I don’t spend much more time at the Kasota Zoo, just enough for Eugene to tell me that he has a visual impairment and that Patty is legally blind.

 

 

Eugene, the zookeeper at the Kasota Zoo, wears thick glasses, but still struggles to see.

 

I don’t mention a word about trolls to these zookeepers. Not a single word.

© Copyright 2010 Audrey Kletscher Helbling

 

Exploring the Kasota Prairie on an October afternoon October 7, 2010

 

 

A rock juts into the Kasota Prairie.

 

I CAN HEAR, in the distance, the steady thrum of traffic, presumably from U.S. Highway 169 or perhaps from nearby Minnesota Highway 22. I’m uncertain because I’ve never been here before and I haven’t consulted a map to pinpoint my location.

If not for the endless drone, I could be standing in the middle of a remote South Dakota or western Minnesota prairie.

But I am in south central Minnesota, at the Kasota Prairie, on a 90-acre remnant of the prairie land which comprised one-third of our state before 1850. Here native prairie grasses remain and grazed lands have been restored.

 

 

A view from the parking lot with a stone wall framing the prairie.

 

On a Friday afternoon, my husband and I discover this scenic spot in the Minnesota River valley two miles from Kasota. Because I favor the sweeping, wide open spaces of the prairie, the place of my roots, to the cramped confines of wooded land, I am comfortably at home here.
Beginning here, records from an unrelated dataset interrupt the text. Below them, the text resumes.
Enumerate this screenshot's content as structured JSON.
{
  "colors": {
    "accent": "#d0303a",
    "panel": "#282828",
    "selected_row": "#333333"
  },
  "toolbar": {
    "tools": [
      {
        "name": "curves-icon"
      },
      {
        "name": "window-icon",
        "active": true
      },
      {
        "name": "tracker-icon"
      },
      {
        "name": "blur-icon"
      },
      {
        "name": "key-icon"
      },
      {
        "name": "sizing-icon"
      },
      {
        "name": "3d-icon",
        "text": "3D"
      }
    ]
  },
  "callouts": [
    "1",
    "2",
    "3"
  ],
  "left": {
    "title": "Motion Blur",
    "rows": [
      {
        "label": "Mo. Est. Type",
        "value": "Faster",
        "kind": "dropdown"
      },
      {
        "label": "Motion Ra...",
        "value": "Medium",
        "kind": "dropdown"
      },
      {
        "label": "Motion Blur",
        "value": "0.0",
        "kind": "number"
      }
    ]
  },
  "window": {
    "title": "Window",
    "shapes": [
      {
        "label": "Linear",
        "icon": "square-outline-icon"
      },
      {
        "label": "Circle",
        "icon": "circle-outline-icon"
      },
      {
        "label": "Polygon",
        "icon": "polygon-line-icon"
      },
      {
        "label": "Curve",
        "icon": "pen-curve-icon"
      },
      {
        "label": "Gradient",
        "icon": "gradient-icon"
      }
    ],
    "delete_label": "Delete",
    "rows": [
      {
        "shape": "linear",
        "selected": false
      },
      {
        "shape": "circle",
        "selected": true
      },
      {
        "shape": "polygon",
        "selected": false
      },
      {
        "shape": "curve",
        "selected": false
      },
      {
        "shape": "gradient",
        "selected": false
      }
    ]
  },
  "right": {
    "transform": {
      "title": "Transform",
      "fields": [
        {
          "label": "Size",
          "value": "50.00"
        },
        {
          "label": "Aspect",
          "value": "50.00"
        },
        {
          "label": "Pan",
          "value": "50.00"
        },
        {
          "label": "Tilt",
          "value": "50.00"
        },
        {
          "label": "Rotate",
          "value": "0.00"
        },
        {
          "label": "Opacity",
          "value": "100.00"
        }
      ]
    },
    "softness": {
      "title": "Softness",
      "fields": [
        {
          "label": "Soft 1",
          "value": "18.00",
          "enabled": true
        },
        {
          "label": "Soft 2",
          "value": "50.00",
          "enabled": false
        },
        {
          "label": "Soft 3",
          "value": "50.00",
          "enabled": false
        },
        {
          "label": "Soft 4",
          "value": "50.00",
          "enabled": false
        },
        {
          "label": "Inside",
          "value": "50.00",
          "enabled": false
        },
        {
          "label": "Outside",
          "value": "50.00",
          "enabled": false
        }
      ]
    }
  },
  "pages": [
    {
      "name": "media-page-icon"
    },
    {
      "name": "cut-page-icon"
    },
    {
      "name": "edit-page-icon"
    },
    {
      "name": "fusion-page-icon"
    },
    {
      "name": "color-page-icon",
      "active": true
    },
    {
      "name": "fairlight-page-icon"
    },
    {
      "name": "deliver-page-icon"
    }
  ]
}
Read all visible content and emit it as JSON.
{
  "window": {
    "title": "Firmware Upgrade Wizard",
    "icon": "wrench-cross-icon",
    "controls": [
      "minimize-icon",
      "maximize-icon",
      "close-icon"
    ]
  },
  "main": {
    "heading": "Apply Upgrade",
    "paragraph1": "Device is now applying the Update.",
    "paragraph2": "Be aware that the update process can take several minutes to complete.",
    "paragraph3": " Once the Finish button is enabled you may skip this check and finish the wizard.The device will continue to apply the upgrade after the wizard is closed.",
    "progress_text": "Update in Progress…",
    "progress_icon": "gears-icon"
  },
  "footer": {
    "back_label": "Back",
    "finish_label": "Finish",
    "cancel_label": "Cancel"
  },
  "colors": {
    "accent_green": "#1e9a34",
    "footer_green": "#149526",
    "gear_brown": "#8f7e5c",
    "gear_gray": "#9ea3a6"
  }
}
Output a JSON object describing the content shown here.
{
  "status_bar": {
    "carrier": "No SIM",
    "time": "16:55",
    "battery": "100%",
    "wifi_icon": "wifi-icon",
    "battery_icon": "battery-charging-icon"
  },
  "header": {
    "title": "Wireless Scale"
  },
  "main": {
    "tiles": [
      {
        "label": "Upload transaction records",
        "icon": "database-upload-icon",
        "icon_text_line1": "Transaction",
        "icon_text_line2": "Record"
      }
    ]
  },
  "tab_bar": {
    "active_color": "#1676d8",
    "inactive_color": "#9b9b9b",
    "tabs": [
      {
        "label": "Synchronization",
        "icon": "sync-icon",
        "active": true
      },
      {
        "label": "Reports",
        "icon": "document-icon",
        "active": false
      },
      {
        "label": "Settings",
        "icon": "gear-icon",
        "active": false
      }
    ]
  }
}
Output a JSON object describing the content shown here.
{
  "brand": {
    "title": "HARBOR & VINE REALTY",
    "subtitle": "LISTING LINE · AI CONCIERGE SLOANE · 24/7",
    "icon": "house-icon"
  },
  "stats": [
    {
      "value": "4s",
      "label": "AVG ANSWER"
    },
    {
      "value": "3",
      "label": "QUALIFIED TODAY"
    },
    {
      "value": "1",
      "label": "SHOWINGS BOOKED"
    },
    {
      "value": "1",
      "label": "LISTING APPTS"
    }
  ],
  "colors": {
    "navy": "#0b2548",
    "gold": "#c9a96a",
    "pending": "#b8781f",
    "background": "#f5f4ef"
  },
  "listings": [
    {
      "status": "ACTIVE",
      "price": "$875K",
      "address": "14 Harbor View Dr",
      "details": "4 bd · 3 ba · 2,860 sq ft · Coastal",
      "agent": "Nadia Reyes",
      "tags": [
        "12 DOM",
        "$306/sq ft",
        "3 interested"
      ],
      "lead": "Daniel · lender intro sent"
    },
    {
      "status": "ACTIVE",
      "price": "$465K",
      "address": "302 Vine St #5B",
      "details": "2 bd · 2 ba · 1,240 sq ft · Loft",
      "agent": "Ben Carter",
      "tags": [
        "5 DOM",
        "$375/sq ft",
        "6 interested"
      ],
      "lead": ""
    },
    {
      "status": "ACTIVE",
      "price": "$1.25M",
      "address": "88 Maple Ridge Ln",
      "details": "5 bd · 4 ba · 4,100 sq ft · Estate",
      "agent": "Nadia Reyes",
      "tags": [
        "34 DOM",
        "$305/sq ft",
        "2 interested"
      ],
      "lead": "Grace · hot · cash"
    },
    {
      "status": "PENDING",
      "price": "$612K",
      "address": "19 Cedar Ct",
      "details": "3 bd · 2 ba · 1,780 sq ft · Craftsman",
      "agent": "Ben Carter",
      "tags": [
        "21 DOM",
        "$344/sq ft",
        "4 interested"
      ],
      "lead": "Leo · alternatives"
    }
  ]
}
Prairie meets sky at Kasota. Stems of grasses dried to the muted earthen shades of autumn sway in the wind, mingling with the wildflowers and the berries I can’t always identify.

Occasionally a block of ancient rock juts through the soil, breaking the vista of plant life.

 

 

Water, rock, sky and prairie meld in this scenic Kasota Prairie landscape.

 

I pause often along the walking trails, even stray from the trampled paths, to examine the mottled stone, to admire a lone, rock-encircled barren tree atop a hill, to identify the red berries of wild roses, to study a clutch of feathers left by a predator, to take in the distant hillside of trees tinted in autumn colors.

 

 

My favorite image from the Kasota Prairie, a barren tree encircled in rock.

 

 

 

Wild rose berries on the Kasota Prairie.

 

 

Trees on a distant hillside change colors under October skies.

 

There is so much to appreciate here. Wind. The sky, quickly changing from azure blue wisped with white to the angry gray clouds of a cold front. Land, rolling out before me, unbroken except for sporadic pockets of water, the occasional tree or cluster of trees and those rocks, those hard, ancient rocks that interrupt this land, this Kasota Prairie.

 

 

A sign marks the Kasota Prairie entrance.

 

 

To truly appreciate the prairie, notice the details, like the berries growing among the grasses.

 

 

A narrow path runs along the barbed wire fence border line of the prairie.

 

FYI: To find the Kasota Prairie, take Le Sueur County Road 21 one mile south of Kasota. Then turn west onto township road 140 and go one mile.

© Copyright 2010 Audrey Kletscher Helbling